Another exciting possibility of TDE research is to use these events as tests of general relativity, the theory of gravity proposed by Albert Einstein more than a century ago. General relativity predicts how gravity affects space and time, especially in strong gravitational fields, such as those near black holes. However, there are still some aspects of general relativity that are not well understood or verified, and some alternative theories that challenge it. TDEs offer a unique opportunity to test general relativity and its alternatives in extreme conditions, as they involve the interaction of matter, radiation, and gravity near black holes. The new study by Steinberg and Stone paves the way for such tests, as it accounts for the effects of radiation on the plasma and the black hole, and it allows for the exploration of different scenarios and parameters.
The Future of TDE Research
TDEs are rare and transient events, but they are also very powerful and informative ones. They are windows into the abyss of black holes, and they are beacons of light in the universe. The new study by Steinberg and Stone is a milestone in TDE research, as it reveals the secrets of how black holes illuminate the universe, and how we can use that light to learn more about them.
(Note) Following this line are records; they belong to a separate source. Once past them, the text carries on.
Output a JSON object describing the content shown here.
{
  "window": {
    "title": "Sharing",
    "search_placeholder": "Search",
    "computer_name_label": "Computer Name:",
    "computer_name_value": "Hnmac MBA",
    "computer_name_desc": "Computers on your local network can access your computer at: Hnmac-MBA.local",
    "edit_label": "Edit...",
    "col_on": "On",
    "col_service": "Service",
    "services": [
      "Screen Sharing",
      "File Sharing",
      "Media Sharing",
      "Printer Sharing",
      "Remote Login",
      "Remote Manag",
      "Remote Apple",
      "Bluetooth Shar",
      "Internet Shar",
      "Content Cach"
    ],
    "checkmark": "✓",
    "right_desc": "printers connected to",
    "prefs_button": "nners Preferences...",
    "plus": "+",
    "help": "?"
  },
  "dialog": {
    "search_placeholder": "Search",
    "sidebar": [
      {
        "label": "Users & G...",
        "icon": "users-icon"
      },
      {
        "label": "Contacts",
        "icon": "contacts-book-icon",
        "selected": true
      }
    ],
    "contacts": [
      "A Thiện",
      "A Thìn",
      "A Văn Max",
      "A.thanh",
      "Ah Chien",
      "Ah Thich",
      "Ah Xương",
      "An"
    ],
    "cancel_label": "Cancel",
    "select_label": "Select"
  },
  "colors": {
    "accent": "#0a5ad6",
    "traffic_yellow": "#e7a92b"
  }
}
The study also opens up new avenues and challenges for future research, as it invites more observations, simulations, and comparisons of TDEs, and more applications and implications of TDEs for black hole physics and cosmology.